◆ Aim of the task ◆
Retype every record that follows, character for character.

◆ Website and app data records ◆
# # # # #
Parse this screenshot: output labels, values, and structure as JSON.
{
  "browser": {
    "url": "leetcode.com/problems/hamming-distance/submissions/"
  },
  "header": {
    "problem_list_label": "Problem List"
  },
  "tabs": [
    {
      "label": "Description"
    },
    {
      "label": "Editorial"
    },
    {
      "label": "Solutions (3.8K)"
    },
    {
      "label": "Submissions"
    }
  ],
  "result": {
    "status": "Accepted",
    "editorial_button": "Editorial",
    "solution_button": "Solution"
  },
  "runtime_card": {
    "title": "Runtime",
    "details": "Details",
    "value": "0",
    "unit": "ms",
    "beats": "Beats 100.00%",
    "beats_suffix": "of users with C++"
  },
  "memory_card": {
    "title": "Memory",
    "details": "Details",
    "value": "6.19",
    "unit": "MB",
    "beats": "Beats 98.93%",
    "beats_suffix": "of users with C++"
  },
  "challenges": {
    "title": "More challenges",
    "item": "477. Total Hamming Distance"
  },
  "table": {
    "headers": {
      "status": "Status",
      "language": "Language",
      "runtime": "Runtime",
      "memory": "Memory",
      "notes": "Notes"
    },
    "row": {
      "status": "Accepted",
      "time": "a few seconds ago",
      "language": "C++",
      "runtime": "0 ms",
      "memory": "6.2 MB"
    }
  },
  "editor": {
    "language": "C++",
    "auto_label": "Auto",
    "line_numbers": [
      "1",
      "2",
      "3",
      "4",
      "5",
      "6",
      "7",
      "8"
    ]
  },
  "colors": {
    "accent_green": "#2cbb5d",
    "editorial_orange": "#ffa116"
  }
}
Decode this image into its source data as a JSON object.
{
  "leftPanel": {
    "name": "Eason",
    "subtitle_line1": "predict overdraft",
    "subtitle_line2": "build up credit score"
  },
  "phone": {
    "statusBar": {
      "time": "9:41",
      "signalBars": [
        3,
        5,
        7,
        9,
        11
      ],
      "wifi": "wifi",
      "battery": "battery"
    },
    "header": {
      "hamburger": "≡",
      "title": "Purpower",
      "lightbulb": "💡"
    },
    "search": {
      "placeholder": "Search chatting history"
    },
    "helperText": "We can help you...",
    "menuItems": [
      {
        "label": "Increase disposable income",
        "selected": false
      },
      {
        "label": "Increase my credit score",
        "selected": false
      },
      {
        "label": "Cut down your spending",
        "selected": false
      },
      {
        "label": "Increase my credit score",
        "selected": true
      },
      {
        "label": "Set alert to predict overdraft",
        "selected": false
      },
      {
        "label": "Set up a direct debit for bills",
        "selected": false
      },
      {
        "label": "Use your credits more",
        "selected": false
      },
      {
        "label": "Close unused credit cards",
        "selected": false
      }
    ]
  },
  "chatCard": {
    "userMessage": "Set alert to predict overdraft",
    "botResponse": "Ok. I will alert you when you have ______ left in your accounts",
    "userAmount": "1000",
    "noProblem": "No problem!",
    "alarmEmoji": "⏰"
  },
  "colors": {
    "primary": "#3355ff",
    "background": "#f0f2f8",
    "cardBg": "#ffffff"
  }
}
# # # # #
◆ Solution for this exercise ◆
Parse this screenshot: output labels, values, and structure as JSON.
{
  "browser": {
    "url": "leetcode.com/problems/hamming-distance/submissions/"
  },
  "header": {
    "problem_list_label": "Problem List"
  },
  "tabs": [
    {
      "label": "Description"
    },
    {
      "label": "Editorial"
    },
    {
      "label": "Solutions (3.8K)"
    },
    {
      "label": "Submissions"
    }
  ],
  "result": {
    "status": "Accepted",
    "editorial_button": "Editorial",
    "solution_button": "Solution"
  },
  "runtime_card": {
    "title": "Runtime",
    "details": "Details",
    "value": "0",
    "unit": "ms",
    "beats": "Beats 100.00%",
    "beats_suffix": "of users with C++"
  },
  "memory_card": {
    "title": "Memory",
    "details": "Details",
    "value": "6.19",
    "unit": "MB",
    "beats": "Beats 98.93%",
    "beats_suffix": "of users with C++"
  },
  "challenges": {
    "title": "More challenges",
    "item": "477. Total Hamming Distance"
  },
  "table": {
    "headers": {
      "status": "Status",
      "language": "Language",
      "runtime": "Runtime",
      "memory": "Memory",
      "notes": "Notes"
    },
    "row": {
      "status": "Accepted",
      "time": "a few seconds ago",
      "language": "C++",
      "runtime": "0 ms",
      "memory": "6.2 MB"
    }
  },
  "editor": {
    "language": "C++",
    "auto_label": "Auto",
    "line_numbers": [
      "1",
      "2",
      "3",
      "4",
      "5",
      "6",
      "7",
      "8"
    ]
  },
  "colors": {
    "accent_green": "#2cbb5d",
    "editorial_orange": "#ffa116"
  }
}
Decode this image into its source data as a JSON object.
{
  "leftPanel": {
    "name": "Eason",
    "subtitle_line1": "predict overdraft",
    "subtitle_line2": "build up credit score"
  },
  "phone": {
    "statusBar": {
      "time": "9:41",
      "signalBars": [
        3,
        5,
        7,
        9,
        11
      ],
      "wifi": "wifi",
      "battery": "battery"
    },
    "header": {
      "hamburger": "≡",
      "title": "Purpower",
      "lightbulb": "💡"
    },
    "search": {
      "placeholder": "Search chatting history"
    },
    "helperText": "We can help you...",
    "menuItems": [
      {
        "label": "Increase disposable income",
        "selected": false
      },
      {
        "label": "Increase my credit score",
        "selected": false
      },
      {
        "label": "Cut down your spending",
        "selected": false
      },
      {
        "label": "Increase my credit score",
        "selected": true
      },
      {
        "label": "Set alert to predict overdraft",
        "selected": false
      },
      {
        "label": "Set up a direct debit for bills",
        "selected": false
      },
      {
        "label": "Use your credits more",
        "selected": false
      },
      {
        "label": "Close unused credit cards",
        "selected": false
      }
    ]
  },
  "chatCard": {
    "userMessage": "Set alert to predict overdraft",
    "botResponse": "Ok. I will alert you when you have ______ left in your accounts",
    "userAmount": "1000",
    "noProblem": "No problem!",
    "alarmEmoji": "⏰"
  },
  "colors": {
    "primary": "#3355ff",
    "background": "#f0f2f8",
    "cardBg": "#ffffff"
  }
}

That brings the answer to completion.